Myanmar: Building a culture of dialogue manual - Burmese

A facilitator’s manual to guide dialogue within and between communities in conflict. In Myanmar, violence and protracted conflict – often fuelled by fear, hatred and distrust – have a strong impact on people’s lives. Many years of peace building work make us believe in the importance of dialogue as a tool to build trust and strong relationships. Dialogue provides the opportunity to share feelings, understand different points of view and reflect on situations.   For our project ‘Sagar Wine’ (culture of dialogue) in Rakhine State, we developed a training manual. In three creative and interactive modules with many visuals, participants will explore personal development, understand the dynamics of conflict and practice dialogue facilitation skills. The manual ‘Building a Culture of Dialogue’ is available in English and Burmese language.

Accelerating localisation research summary - Myanmar

Recommendations for practices that strengthen the leadership of national and local actors in partnership-based humanitarian action in Myanmar.
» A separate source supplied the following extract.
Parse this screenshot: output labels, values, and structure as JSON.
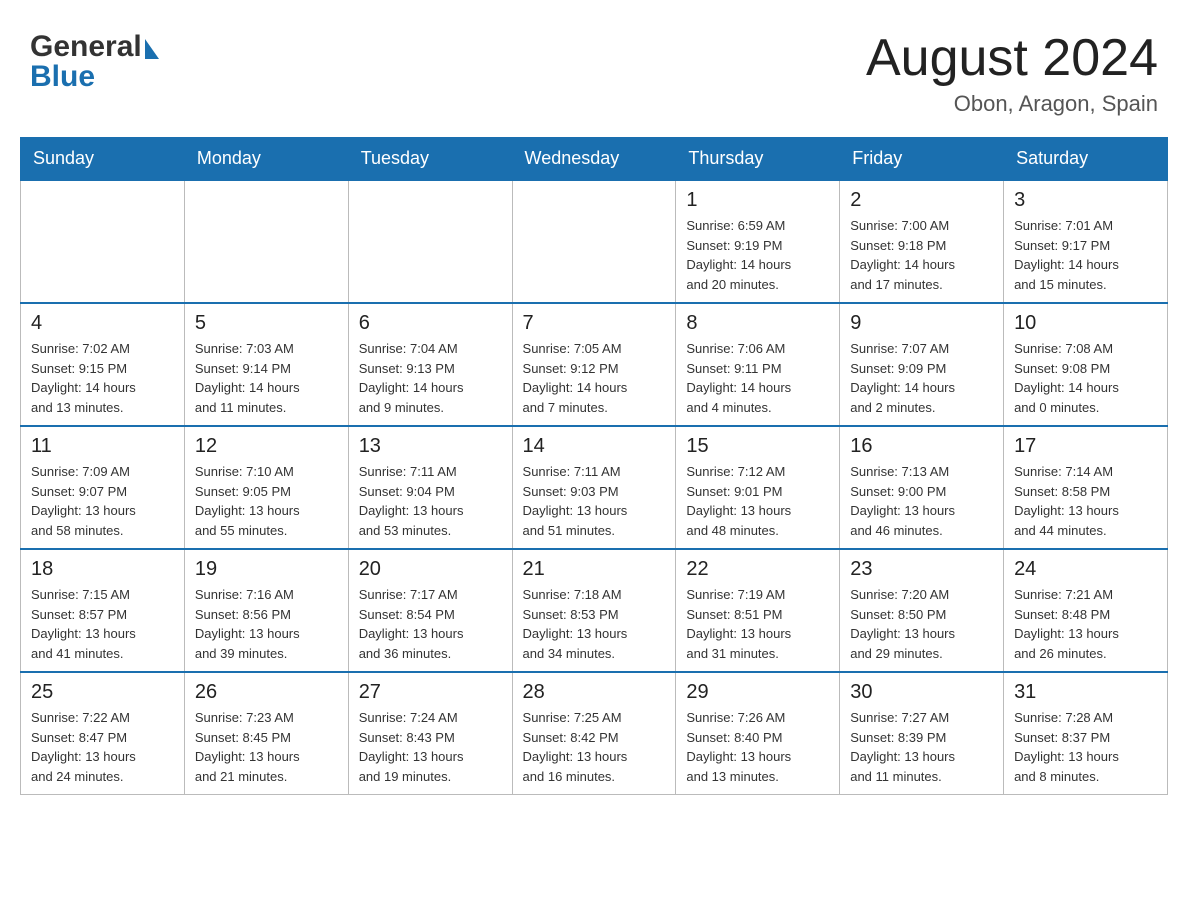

Read the Myanmar-language version here

Connecting the Voices of People across Kaduna and Southeast State

Connecting the Voices of people across Kaduna and Southeast State is an endline evaluation report for the Voice to the People (V2P) project which was implemented in Kaduna state and all the 5 states in southeast Nigeria. This document presents key findings of the successes and challenges form V2P and makes tangible recommendations for the implementation of similar governance programmes and interventions from the lessons learnt. The study was carried out in four of the project states (Anambra, Ebonyi, Imo and Kaduna States) covering 16 local government areas (LGAs) and 41 communities involving different categories - community leader, member of a community group, community facilitator and community member without a community function (i.e. an ordinary community member).